Tampa Bay Buccaneers quarterback Jameis Winston is set to be suspended three games by the NFL for violating the personal conduct policy.
Well, there you have it. Jameis Winston is set to be suspended three games for violating the NFL’s personal conduct policy stemming from an allegation from an Uber driver in 2016. The Uber driver alleges that Winston groped her in the car after picking him up.
Adam Schefter of ESPN reported the NFL is set to make the suspension official;
NFL Network’s Ian Rapoport reported that Winston could also face additional time if certain criteria aren’t met;

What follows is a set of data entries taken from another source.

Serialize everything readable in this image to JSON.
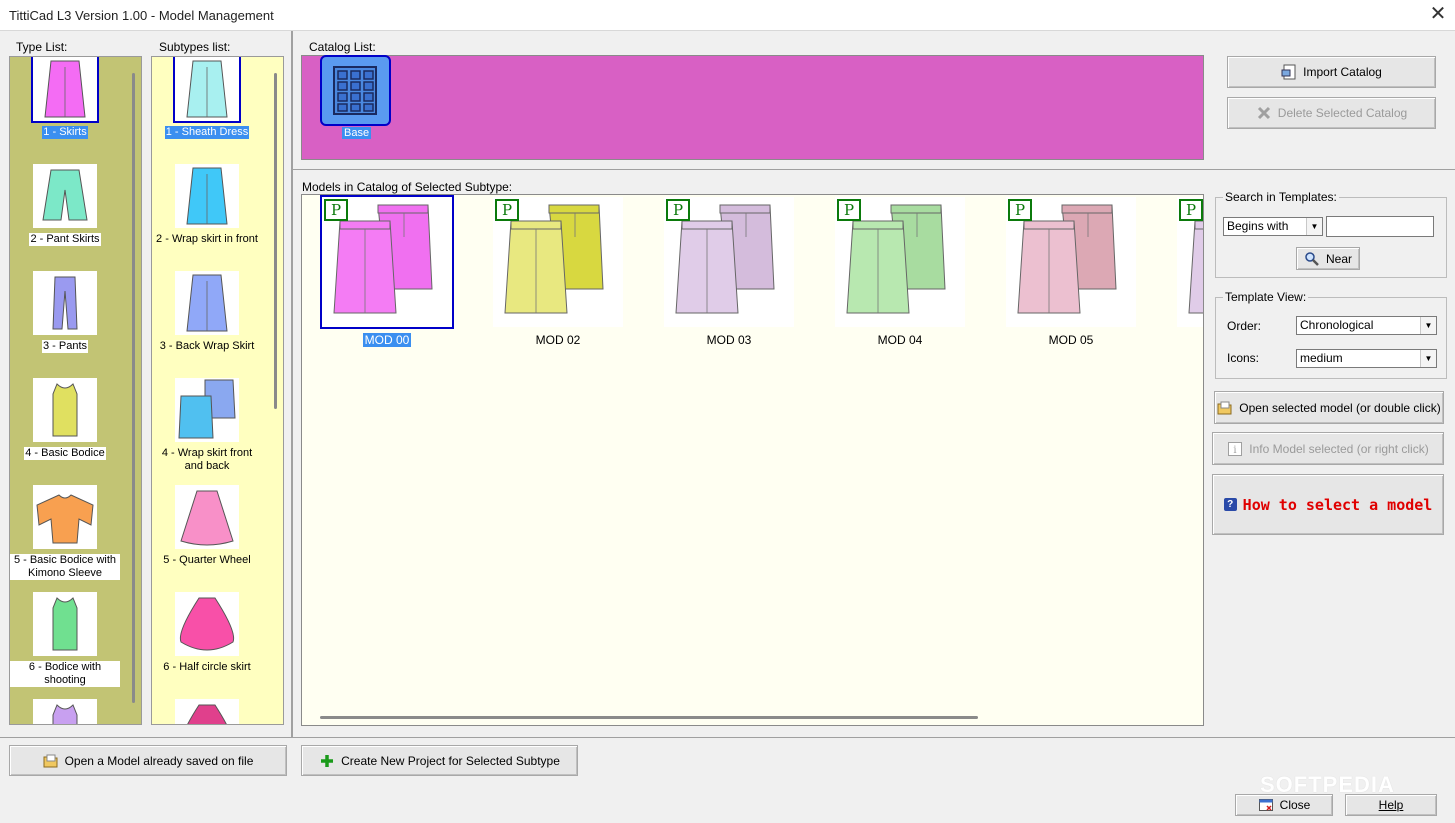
{
  "window": {
    "title": "TittiCad L3 Version 1.00 - Model Management",
    "close_glyph": "✕"
  },
  "labels": {
    "type_list": "Type List:",
    "subtypes_list": "Subtypes list:",
    "catalog_list": "Catalog List:",
    "models_in_catalog": "Models in Catalog of Selected Subtype:"
  },
  "type_list": [
    {
      "label": "1 - Skirts",
      "color": "#f46cf4",
      "icon": "skirt-icon",
      "selected": true
    },
    {
      "label": "2 - Pant Skirts",
      "color": "#7ce8c8",
      "icon": "pant-skirt-icon"
    },
    {
      "label": "3 - Pants",
      "color": "#9a9af0",
      "icon": "pants-icon"
    },
    {
      "label": "4 - Basic Bodice",
      "color": "#e0e060",
      "icon": "bodice-icon"
    },
    {
      "label": "5 - Basic Bodice with Kimono Sleeve",
      "color": "#f8a050",
      "icon": "kimono-bodice-icon"
    },
    {
      "label": "6 - Bodice with shooting",
      "color": "#70e090",
      "icon": "bodice-shooting-icon"
    },
    {
      "label": "",
      "color": "#c8a0f0",
      "icon": "bodice-partial-icon"
    }
  ],
  "subtypes_list": [
    {
      "label": "1 - Sheath Dress",
      "color": "#a8f0f0",
      "icon": "sheath-skirt-icon",
      "selected": true
    },
    {
      "label": "2 - Wrap skirt in front",
      "color": "#40c8f8",
      "icon": "wrap-front-icon"
    },
    {
      "label": "3 - Back Wrap Skirt",
      "color": "#90a8f8",
      "icon": "back-wrap-icon"
    },
    {
      "label": "4 - Wrap skirt front and back",
      "color": "#50c0f0",
      "icon": "wrap-front-back-icon"
    },
    {
      "label": "5 - Quarter Wheel",
      "color": "#f890c8",
      "icon": "quarter-wheel-icon"
    },
    {
      "label": "6 - Half circle skirt",
      "color": "#f850a8",
      "icon": "half-circle-icon"
    },
    {
      "label": "",
      "color": "#e0408c",
      "icon": "skirt-partial-icon"
    }
  ],
  "catalogs": [
    {
      "label": "Base",
      "icon": "grid-catalog-icon"
    }
  ],
  "models": [
    {
      "label": "MOD 00",
      "badge": "P",
      "front": "#f47cf4",
      "back": "#f070f0",
      "selected": true
    },
    {
      "label": "MOD 02",
      "badge": "P",
      "front": "#e8e880",
      "back": "#d8d840"
    },
    {
      "label": "MOD 03",
      "badge": "P",
      "front": "#e0cce8",
      "back": "#d4bcdc"
    },
    {
      "label": "MOD 04",
      "badge": "P",
      "front": "#b8e8b0",
      "back": "#a8dca0"
    },
    {
      "label": "MOD 05",
      "badge": "P",
      "front": "#ecc0d0",
      "back": "#dca8b4"
    },
    {
      "label": "",
      "badge": "P",
      "front": "#e0cce8",
      "back": "#d4bcdc"
    }
  ],
  "buttons": {
    "import_catalog": "Import Catalog",
    "delete_catalog": "Delete Selected Catalog",
    "near": "Near",
    "open_selected": "Open selected model (or double click)",
    "info_model": "Info Model selected (or right click)",
    "how_to": "How to select a model",
    "open_saved": "Open a Model already saved on file",
    "create_new": "Create New Project for Selected Subtype",
    "close": "Close",
    "help": "Help"
  },
  "search": {
    "title": "Search in Templates:",
    "mode": "Begins with",
    "value": ""
  },
  "template_view": {
    "title": "Template View:",
    "order_label": "Order:",
    "order_value": "Chronological",
    "icons_label": "Icons:",
    "icons_value": "medium"
  },
  "watermark": "SOFTPEDIA"
}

Buccaneers fans are livid but we all knew this was a possibility. Now the Bucs will face an onslaught in the first three weeks without Winston under center, taking on the New Orleans Saints, defending champion Philadelphia Eagles, and the Pittsburgh Steelers in prime time on Monday Night Football.
The thing to remember is that Winston is likely being suspended for not reporting the incident to the NFL rather than any evidence the NFL may have found that the incident actually occurred. Gil Arcia of Bucs Nation laid out the conduct policy as it pertains to the Winston case here.
As if the Bucs weren’t under enough pressure, they will now have to rely on veteran backup Ryan Fitzpatrick to get them off to a hot start. Should the gauntlet they face lead to an 0-3 or 1-2 record, it could set the tone for another brutal season and a hole the Bucs just can’t dig out of.
That shouldn’t provide a built in excuse for Dirk Koetter or Mike Smith given that they’re already on the hot seat if the team doesn’t still show remarkable improvement from last season.
Per Rick Stroud of the Tampa Bay Times, Winston is not expected to appeal the ruling;
I still think an appeal is possible to at least try to get back on the field for week three unless there is more information that just hasn’t become public yet.
At the end of the day, Winston better have learned from this – again, whether the allegations are true or not – to keep himself out of precarious positions that put himself and the Tampa Bay Buccaneers organization in a bad spot.
Rick Stroud of the Tampa Bay Times has been adamant that failure to report is not the reason for the violation of the conduct policy or suspension. Mike Garafolo is reporting hearing the same;